Cole took what might be this year’s funniest drum solo to open Ellington’s Big Kick Blues – from Keberle’s 2013 album Music Is Emotion – moving the “up” beat around like a three-card monte dealer. The band’s slice-and-dice syncopation kept a wry suspense going, Meza doubling her guitar and vocal lines, Cole finally straightening out the groove as Robinson supplied a terse trumpet solo before returning to sax. Who knew that the irrepressibly versatile multi-multi-reedman was also an adept brass player, Keberle enthused.

He explained that his next album as a leader would be an album of protest music, and gave a shout-out to Ornette Coleman for his role as a revolutionary. Then the band followed with an Ornette-inspired original built on propulsive, insistent, stairstepping phrases, Meza’s carefree vocalese in stark contrast, Keberle’s steady, emphatically bluesy solo building to a biting crescendo.

Meza sang the night’s most compelling and relevant number, Become the Water, the “magnum opus from the new record,” as Keberle put it. “Enough is enough!” he mused exasperatedly. “We want to use our music to bring change, hopefully in some small way.” In this rousing challenge to find compassion and defy the forces of evil, Meza stood her ground as the soaring, chromatic choruses kicked in, Keberle’s expansively moody piano chords serving as anchor as Robinson’s soaring sax spoke truth to power.

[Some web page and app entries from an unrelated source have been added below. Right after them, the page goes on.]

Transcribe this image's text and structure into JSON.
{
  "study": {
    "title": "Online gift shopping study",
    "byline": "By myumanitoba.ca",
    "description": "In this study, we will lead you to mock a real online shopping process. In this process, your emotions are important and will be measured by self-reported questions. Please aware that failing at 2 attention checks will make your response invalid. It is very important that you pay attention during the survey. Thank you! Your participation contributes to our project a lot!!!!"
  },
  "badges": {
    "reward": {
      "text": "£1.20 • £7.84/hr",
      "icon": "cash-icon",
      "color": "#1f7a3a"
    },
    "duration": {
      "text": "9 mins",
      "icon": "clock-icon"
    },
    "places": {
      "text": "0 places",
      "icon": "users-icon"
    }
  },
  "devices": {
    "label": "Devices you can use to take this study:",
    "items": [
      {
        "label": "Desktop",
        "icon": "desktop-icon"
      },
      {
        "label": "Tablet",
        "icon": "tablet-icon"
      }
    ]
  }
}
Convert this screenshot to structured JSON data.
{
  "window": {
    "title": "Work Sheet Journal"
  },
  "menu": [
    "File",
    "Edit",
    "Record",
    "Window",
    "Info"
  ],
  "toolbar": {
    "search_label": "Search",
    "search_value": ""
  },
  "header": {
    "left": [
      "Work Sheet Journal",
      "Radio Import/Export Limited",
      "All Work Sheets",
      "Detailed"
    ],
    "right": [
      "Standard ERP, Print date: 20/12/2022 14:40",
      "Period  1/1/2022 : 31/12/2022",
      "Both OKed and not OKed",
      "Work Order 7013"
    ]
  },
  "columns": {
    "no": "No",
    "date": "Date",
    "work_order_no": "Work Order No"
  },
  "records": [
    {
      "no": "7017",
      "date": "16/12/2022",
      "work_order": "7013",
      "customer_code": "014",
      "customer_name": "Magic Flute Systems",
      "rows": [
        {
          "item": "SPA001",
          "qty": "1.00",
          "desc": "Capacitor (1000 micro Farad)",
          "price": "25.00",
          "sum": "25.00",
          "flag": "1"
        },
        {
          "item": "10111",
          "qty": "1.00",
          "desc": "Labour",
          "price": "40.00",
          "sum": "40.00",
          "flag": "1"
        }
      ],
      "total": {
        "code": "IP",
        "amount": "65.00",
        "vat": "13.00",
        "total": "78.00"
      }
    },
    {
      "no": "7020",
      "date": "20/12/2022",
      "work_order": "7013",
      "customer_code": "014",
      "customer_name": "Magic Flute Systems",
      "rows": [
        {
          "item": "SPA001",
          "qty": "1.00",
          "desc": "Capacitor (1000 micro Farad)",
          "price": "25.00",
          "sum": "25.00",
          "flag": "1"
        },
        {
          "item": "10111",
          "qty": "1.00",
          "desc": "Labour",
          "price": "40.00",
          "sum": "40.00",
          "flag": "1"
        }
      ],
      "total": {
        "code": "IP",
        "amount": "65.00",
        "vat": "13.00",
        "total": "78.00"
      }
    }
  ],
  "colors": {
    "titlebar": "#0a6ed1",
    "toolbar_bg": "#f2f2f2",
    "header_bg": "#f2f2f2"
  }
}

More musicians should be doing this.

The Cornelia is Keberle’s Manhattan home base with this crew; watch this space for upcoming dates there or at his frequent Brooklyn haunt, Barbes.

March 22, 2017 Posted by | concert, jazz, Live Events, Music, music, concert, New York City, review, Reviews | , , , , , , , , , , , , , , | Leave a comment